to guarantee that the company will fully perform the
contract. That may well be a salutary requirement, but if it is
to be introduced, it should apply to company contracts
In our opinion, an entirely new approach is needed to the problem of
the p;e-incorporation contract. The problem normally arises where a
prospective director acts in good faith, but prematurely, in the business
of the company. No solution that has been hitherto proposed is entirely
satisfactory. The solution suggested by Kelner v. Baxter that the
directors should be personally liable does too much violence to the
intentions and expectations of contracting parties who act in good faith
without intending to incur personal liability. On the other hand, it is
equally unsatisfactory to follow Black v. Smallwood and find the
contract void in every case. The most satisfactory solution would be, in
our opinion,.to modify the ontological prejudices which prevent us from
believing that a company can be bound by an act occurring before its
incorporation. If a person contracts in the name or on behalf of a nonexistent company and when the company comes subsequently into
existence that person has actual, usual or ostensible authority to
contract in the name or on behalf of the company, the contract should,
in our opinion, be regarded as a valid contract binding that company. A
provision to this effect would cover the vast majority of cases. In order
to make the provision logically complete, a provision along the lines of
Section 9 (2) of the United Kingdom European Communities Act 1972
could be included but with modifications limiting its operation to cases
not covered by the principal provision. The section as a whole might
then take the following form:(1) Where(a) a person purports to contract in the name or on behalf of
a company;
(b) the company is not then in existence but comes into
existence within a reasonable time after the contract
is purportedly made;
(c) eitherthe person contracting in the name or on behalf
of the company has, upon the incorporation
of the company, actual, usual or ostensible
authority to enter into contracts in the name
or on behalf of the company of the same
kind as the contract in question;
(ii) the persons who become the first directors of
the company, or a majority of them,
authorise, ratify or acquiesce in the making
of the contract (either before or after the
incorporation of the company),
the contract is binding upon the company.
(2) Where(a) a person purports to contract in the name or on behalf of
a company when the company is not in existence;
(b) the contract is not binding upon the company under
subsection (I),
the contract binds the person who purported to contract in the
name or on behalf of the company as a principal.

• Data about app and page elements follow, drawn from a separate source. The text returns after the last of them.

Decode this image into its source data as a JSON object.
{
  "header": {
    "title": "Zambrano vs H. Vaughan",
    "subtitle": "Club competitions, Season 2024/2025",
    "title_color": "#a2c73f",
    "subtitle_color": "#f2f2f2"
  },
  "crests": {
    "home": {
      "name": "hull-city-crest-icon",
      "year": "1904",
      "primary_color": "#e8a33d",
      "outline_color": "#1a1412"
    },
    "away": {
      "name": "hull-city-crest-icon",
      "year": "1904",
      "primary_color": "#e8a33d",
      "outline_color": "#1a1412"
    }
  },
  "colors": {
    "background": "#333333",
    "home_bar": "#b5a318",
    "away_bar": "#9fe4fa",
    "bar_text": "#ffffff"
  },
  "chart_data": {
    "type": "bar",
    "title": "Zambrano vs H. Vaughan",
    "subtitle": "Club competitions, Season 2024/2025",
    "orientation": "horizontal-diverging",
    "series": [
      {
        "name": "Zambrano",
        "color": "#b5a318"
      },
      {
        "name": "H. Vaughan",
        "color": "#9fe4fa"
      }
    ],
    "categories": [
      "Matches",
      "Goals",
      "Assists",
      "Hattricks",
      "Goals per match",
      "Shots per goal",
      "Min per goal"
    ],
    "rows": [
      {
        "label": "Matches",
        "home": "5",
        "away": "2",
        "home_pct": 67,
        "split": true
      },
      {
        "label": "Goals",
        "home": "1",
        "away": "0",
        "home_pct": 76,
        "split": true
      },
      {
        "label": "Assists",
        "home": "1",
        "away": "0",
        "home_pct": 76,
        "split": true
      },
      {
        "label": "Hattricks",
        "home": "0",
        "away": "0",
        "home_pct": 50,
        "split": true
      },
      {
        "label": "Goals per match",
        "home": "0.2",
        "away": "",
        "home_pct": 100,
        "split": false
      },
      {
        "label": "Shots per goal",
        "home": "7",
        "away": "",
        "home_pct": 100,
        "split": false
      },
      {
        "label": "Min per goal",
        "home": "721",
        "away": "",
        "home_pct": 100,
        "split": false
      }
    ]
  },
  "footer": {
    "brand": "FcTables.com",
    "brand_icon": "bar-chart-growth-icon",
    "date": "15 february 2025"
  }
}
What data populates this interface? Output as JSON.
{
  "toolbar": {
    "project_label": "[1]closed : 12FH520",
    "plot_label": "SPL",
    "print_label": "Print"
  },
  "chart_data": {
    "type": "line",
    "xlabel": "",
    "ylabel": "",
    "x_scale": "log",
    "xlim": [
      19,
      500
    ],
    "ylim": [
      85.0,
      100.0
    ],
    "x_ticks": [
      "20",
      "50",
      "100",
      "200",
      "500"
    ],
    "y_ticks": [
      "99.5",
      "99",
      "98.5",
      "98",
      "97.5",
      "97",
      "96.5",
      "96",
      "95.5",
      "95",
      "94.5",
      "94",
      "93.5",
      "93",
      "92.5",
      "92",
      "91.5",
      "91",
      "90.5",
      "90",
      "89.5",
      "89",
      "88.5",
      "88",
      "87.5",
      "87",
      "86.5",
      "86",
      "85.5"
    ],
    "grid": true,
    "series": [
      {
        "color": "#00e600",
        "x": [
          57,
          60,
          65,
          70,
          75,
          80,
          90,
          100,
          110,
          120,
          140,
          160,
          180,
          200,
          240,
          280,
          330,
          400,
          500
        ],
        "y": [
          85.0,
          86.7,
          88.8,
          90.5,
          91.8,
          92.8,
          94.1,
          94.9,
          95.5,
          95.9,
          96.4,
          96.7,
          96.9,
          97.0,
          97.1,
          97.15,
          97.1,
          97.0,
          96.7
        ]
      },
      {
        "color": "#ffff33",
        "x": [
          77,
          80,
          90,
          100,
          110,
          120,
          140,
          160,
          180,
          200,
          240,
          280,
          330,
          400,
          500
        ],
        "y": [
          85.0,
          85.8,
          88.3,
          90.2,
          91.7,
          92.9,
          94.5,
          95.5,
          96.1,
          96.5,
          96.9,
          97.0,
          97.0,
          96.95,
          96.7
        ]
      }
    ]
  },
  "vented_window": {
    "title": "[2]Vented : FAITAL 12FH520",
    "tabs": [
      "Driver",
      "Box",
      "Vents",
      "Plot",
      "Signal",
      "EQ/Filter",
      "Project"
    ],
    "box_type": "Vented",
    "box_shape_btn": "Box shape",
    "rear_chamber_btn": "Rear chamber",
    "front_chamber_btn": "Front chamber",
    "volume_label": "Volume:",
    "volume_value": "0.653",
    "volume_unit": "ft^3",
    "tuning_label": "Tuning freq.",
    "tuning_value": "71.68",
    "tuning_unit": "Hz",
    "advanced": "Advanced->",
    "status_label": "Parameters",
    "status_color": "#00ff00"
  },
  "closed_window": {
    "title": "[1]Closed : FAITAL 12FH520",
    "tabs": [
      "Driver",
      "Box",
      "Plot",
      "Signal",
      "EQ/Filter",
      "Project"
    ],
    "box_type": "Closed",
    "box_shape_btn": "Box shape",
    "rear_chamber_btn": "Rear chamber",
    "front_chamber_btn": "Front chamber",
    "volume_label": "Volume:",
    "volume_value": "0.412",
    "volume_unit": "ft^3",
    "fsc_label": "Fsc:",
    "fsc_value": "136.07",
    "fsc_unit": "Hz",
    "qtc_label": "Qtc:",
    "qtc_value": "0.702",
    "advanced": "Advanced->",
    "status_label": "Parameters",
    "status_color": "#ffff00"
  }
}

(3) Where a contract that binds, as a principal, a person who
purported to contract in the name or on behalf of a company
subsequently becomes binding upon the company in accordance
with subsection (I), the company shall, in the absence of any
contrary intention expressed in the contract, be substituted for that
person as a party to the contract and shall be subrogated to the
rights and obligations of that person under the contract.
We think that the last few words of the proposed subsection (3) might
better be phrased "and the rights and obligations of that person under
the contract shall be deemed to be assigned to the Company who may
sue and be sued thereon".
If this suggestion is adopted, it would in our view deal in a rational
and reasonable way with this difficult problem. The solution
propounded by us has the additional merit of being in consonance with
the commercial expectations of those who enter into this type of
contract. As Lord Mansfield rightly pointed out long ago, the law falls
into discredit if it does not mirror accurately the modes of thought and
the needs, even if they are not always articulate, of the commercial
community which uses the law in its daily transactions.
We should perhaps add, as we have done in the Sixtieth Report, that
if it is impracticable at this stage to make so considerable a reform of the
projected Sections 35A and 35B of the new Companies Bill, you may
think it proper to request the National Commission to refer this topic to
the Committee for further study and report.
We have the honour to be
Law Reform Committee of South Australia.
18th June, 1980.
200--780 Am73 0